This week’s entry: Salish Sea human foot discoveries
What it’s about: There have been numerous macabre stories of bodies washing up on the shores of any number of bodies of water over the years. But by far the strangest happened in the Salish Sea—the network of waterways between northwest Washington state and southwest British Columbia that includes Puget Sound. Over the past nine years, numerous disembodied human feet have been found along both the American and Canadian sides of the sea (Wikipedia says 16, but lists 17). While theories abound, and a few feet’s owners have been identified, no one has any clear idea where the feet are coming from, or what happened to the bodies they were once attached to.
Strangest fact: Nearly all of the feet were wearing shoes. While most of them are a mix of Nike, New Balance, and hiking boots, the first foot discovered, in August 2007, was wearing an Adidas running shoe distributed mainly in India. Also strange, while feet have continued to wash up as recently as this February, most of the shoes were made in 2004 or earlier. As a result, there’s an (unconfirmed) theory that the feet’s owners died in the Indian Ocean tsunami in December of that year and floated across the entire Pacific. Because the ankle is relatively narrow and weak, feet can be easily separated from a decomposing body and float up to 1,000 miles.

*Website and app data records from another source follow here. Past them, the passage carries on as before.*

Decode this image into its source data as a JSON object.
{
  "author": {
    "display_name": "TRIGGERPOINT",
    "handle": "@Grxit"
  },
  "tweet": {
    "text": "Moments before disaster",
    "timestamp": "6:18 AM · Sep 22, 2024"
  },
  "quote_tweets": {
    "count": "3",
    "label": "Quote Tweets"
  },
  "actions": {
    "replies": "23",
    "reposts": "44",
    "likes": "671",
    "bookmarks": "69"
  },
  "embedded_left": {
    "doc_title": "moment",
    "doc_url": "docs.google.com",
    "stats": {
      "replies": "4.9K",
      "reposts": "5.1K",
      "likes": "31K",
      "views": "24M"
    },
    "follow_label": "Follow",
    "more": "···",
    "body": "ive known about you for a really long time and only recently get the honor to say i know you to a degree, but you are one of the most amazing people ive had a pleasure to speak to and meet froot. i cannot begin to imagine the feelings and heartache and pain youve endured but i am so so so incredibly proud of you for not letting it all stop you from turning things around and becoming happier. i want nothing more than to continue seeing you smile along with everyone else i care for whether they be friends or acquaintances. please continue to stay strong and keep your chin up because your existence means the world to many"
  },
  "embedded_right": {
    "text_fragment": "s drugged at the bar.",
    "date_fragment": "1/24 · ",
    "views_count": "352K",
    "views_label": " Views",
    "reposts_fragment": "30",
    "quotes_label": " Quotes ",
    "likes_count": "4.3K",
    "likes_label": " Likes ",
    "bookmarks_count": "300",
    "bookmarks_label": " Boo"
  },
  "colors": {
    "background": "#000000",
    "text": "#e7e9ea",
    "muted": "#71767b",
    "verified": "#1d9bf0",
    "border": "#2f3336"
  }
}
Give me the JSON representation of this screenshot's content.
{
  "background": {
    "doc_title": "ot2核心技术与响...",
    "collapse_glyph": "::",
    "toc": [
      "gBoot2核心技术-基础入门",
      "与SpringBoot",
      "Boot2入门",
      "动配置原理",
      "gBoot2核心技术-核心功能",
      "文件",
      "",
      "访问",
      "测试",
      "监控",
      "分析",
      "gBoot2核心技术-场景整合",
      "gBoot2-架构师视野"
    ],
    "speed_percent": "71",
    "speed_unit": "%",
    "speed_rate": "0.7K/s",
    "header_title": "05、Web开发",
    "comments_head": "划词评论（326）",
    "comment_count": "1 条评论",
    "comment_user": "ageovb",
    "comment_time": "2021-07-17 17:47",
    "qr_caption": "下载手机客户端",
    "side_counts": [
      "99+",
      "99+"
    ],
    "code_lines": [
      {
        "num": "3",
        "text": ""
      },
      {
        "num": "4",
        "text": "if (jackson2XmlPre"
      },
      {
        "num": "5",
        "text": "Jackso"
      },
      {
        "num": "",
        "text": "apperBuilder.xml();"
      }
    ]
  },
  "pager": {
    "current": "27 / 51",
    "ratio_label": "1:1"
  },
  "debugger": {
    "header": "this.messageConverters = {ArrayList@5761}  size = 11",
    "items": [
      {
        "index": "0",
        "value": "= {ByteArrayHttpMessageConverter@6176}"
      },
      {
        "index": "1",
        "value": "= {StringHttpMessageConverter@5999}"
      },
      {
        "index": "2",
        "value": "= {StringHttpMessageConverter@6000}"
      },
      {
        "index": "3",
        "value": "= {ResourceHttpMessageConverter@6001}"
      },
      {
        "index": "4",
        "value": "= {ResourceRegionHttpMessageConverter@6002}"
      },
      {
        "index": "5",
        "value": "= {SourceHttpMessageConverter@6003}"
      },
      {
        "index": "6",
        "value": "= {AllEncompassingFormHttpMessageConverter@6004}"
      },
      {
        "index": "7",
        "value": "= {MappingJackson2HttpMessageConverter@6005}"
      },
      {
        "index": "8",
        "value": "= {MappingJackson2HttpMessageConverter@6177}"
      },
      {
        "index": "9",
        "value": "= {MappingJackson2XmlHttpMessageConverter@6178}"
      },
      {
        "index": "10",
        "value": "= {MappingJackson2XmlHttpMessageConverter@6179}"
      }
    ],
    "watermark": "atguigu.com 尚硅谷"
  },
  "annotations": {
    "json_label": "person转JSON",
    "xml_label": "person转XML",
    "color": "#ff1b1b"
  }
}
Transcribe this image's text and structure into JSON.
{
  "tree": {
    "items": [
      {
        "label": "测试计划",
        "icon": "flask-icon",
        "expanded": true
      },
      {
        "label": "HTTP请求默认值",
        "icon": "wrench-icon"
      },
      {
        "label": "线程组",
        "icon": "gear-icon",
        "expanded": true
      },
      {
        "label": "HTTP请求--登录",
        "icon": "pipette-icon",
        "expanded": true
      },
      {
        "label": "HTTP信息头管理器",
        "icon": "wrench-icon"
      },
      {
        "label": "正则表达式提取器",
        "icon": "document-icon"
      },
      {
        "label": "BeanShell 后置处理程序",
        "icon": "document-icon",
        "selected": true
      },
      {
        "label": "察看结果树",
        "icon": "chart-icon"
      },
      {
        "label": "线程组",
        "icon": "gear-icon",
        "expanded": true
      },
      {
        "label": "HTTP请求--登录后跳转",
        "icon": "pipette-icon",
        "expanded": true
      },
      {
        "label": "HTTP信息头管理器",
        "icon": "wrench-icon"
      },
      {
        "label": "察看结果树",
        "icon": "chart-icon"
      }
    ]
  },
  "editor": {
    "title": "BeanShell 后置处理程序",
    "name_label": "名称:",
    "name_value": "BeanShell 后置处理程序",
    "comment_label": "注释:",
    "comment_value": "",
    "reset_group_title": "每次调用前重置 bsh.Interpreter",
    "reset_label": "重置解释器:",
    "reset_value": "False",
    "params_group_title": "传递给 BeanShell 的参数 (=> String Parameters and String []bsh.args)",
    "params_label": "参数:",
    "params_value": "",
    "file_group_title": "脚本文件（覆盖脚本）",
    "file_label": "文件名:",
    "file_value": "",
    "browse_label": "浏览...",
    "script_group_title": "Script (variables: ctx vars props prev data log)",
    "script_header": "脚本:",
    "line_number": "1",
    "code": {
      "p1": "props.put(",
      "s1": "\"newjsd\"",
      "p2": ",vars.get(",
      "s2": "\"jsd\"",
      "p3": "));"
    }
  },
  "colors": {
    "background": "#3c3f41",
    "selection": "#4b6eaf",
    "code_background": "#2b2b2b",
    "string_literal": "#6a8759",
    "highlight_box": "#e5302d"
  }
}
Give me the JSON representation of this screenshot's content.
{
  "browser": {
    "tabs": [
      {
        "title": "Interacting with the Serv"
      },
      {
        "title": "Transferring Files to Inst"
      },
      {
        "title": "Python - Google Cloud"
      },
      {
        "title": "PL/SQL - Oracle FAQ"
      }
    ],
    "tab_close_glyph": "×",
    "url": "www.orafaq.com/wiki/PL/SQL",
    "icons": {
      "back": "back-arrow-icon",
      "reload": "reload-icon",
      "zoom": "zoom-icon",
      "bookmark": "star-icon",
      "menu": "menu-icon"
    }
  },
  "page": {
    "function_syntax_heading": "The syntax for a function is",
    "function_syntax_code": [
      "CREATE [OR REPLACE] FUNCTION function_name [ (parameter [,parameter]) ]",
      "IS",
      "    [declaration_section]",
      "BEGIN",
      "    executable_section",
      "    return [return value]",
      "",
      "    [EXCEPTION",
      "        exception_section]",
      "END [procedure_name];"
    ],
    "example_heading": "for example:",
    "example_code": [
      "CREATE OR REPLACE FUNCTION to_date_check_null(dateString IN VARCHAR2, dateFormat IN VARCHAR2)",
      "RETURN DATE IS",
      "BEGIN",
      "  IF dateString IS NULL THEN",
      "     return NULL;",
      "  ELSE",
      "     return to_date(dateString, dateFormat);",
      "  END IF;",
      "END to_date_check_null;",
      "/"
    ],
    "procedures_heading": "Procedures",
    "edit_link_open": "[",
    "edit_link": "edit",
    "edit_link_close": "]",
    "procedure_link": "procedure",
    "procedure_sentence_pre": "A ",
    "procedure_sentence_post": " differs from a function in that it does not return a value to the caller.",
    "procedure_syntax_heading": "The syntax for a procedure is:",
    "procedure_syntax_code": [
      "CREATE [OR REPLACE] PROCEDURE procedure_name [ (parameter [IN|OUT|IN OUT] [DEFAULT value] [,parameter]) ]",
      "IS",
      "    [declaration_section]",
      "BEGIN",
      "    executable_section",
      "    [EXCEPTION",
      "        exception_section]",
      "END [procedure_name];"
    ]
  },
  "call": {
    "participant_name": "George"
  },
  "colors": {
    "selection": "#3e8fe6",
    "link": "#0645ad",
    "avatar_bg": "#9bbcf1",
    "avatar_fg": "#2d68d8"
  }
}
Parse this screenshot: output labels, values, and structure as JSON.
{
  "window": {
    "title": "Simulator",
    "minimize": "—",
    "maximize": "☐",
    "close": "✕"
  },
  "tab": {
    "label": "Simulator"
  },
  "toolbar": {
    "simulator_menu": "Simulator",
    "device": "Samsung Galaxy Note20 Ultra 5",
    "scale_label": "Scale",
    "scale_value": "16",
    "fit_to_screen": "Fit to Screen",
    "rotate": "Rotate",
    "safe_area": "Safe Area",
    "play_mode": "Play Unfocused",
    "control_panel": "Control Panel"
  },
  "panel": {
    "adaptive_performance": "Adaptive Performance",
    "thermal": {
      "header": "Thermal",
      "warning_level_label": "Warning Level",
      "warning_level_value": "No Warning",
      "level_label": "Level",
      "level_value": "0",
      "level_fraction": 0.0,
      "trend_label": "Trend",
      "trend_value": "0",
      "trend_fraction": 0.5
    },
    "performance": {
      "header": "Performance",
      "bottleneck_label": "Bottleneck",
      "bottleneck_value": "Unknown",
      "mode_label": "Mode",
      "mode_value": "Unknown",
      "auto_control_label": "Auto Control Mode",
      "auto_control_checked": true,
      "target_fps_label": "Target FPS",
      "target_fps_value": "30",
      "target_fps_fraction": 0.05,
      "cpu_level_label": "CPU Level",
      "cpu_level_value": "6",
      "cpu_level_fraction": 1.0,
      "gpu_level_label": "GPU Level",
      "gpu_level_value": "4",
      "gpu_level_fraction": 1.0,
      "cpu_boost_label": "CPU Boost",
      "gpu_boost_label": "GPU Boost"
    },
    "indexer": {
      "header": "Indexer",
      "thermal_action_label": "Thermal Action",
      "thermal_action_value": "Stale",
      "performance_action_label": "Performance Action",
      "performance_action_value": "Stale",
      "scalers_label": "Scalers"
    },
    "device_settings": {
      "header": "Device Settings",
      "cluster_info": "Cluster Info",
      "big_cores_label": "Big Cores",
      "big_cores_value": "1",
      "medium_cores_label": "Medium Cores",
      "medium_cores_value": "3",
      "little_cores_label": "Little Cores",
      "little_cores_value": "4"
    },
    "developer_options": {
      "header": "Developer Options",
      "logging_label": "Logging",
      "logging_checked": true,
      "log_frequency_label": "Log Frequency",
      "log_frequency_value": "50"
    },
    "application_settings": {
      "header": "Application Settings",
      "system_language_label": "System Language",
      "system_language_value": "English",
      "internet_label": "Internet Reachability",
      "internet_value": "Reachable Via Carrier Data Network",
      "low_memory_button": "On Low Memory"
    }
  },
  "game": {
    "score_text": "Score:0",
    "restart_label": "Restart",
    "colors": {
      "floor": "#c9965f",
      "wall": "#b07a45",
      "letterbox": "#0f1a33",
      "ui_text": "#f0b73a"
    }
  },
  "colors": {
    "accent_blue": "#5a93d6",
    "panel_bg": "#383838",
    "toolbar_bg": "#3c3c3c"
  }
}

Biggest controversy: Finding a foot and not finding a corresponding body nearby is rare. Finding two unrelated feet in a short span, in the same general area “has been given a ‘million to one odds,’” in Wikipedia’s not-terribly-grammatical opinion. After the fourth or fifth discovery, it was clear there was something at work beyond random chance, but it still isn’t clear what. Newspapers have been covering the story for several years; Norwegian cop-turned-novelist Jørn Lier Horst ripped a detective novel from the Salish Sea headlines in 2011, and even David Letterman investigated, asking two Canadian audience members for information.
Thing we were unhappiest to learn: As if real feet washing up weren’t bad enough, someone out there was sick enough to plant hoax feet. In June 2008, remains found on Vancouver Island turned out to be a “skeletonized animal paw” put into a sock and shoe. And in 2011, several sneakers containing “what police suspected was raw meat” washed up on Oak Bay Beach, British Columbia.
Also noteworthy: Puncturing the tsunami theory is the fact that some of the feet have been identified. The very first one discovered belonged to a missing man suffering from depression; the third belonged to a British Columbian who had gone missing four years earlier, though his death was not considered suspicious (i.e., accident or suicide). Two feet found six months apart in 2008 both belonged to a woman who jumped from the Pattullo Bridge in 2004, leading to another theory that all of the feet belong to suicides from that same bridge.
Best link to elsewhere on Wikipedia: The aforementioned hoaxes were investigated by the Royal Canadian Mounted Police, as the perpetrators could face criminal charges. While the Mounties have long been one of the most visible symbols of Canadian culture, the popular image of the straightlaced, red-jacketed horseman who “always gets his man” is a far cry from the modern RCMP. Today the Mounties serve as Canada’s equivalent to both the FBI and Secret Service, while also providing basic law enforcement to any part of the country without a municipal police force. The Mounties have also trained police forces in Haiti, Iraq, and elsewhere around the world.
Further down the Wormhole: Five of the feet have washed up in Washington state, but the remainder were discovered in British Columbia. Canada’s westernmost province is home to 4 million people and roughly as many American TV-show filming locations. BC’s coast is also a port of call for many cruise ships, which Wikipedia groups together in a very broad “modern merchant ships” category alongside narco-submarines, often handmade custom vehicles used for smuggling drugs undetected by the authorities. We’ll dive into that subject next week.